I'm pretty amazed at how fast things are getting done, but there's still plenty left to do. More ceiling boards, more concrete work, stuff in the bathroom and the kitchen, the other side of the roof needs to be painted, among other things. I honestly think moving in by Christmas is a real possibility; as long as I get a bed with a mosquito net in my bedroom, locks on the doors, and we make sure the choo is functional, I would consider it safe to spend the night inside.

A house would be a nice Christmas present, I have to say. But I've already got a plan for the Christmas present I want to give to myself. It has something to do with my living area. I'll share more details in another entry in relatively short order, just be patient!

December 12, 2011

annual conference

I got back from the annual conference last Thursday, just in time to celebrate Tanzania's 50 years of independence not in Dar, which I'm convinced was probably a good thing. The traffic there was even more unbelievable than usual leading up to December 9th, and the rains that fell during the week certainly didn't help (the road from my hotel to the annual conference flooded BIG time on Thursday). In any case, hongera to Tanzania for being free for 50 years! It's funny to hear some other volunteers are running into Tanzanians that honestly believe they were better off as a colony of western countries; I've heard one or two people broadcast that same thought.

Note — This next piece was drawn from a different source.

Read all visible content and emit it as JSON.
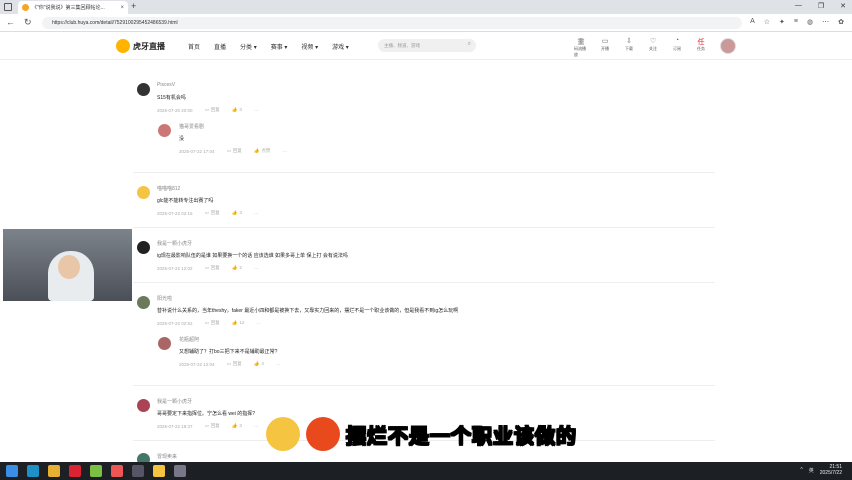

As for the annual conference, it went as well as it could have, considering the schedule set for it. We accomplished most of our objectives, and it was helpful for me to learn more about the Implementing Partners involved with the project (except for Agile Learning, who's in charge of the Education Management Information System; they didn't show up). Unfortunately, we really didn't get to deliberate on what Creative calls "emerging issues," or perhaps this is a generic real-world work term that I hadn't heard before. They're basically roadblocks and problems that keep us from getting things done. For example, one of our current emerging issues is getting electronics through customs; the pilot equipment arrived in Tanzania at the end of September, but wasn't cleared to leave the airport until the week we installed it. And that was just kid stuff compared to the procurement of equipment that will happen early next year.

In any case, the venue for the conference was the gorgeous Double Tree hotel in Oyster Bay. We didn't actually stay there (it costs ~$255/night), but we got to hang out by the pool and eat at the buffet. I definitely felt a little mshamba (like a yokel, redneck) in the midst of such luxuries. They had these glasses of red and green...something scattered across the tables, and I was endlessly fascinated with them until I finally summoned the courage to pour some of it into my glass of water. Turns out it was some kind of concentrated syrup that was supposed to add flavor to water, but it was honestly pretty gross. Mshamba-ness aside, I think it's a good thing I'm still a ways removed from the finer things in life (like strange, high fructose corn syrup-based water flavor enhancers). I'm starting to see that the big danger in international development work is losing touch with who you're trying to help. Even just being in Mtwara town I've noticed it's a problem, so I can't even imagine trying to do it in a place like Dar.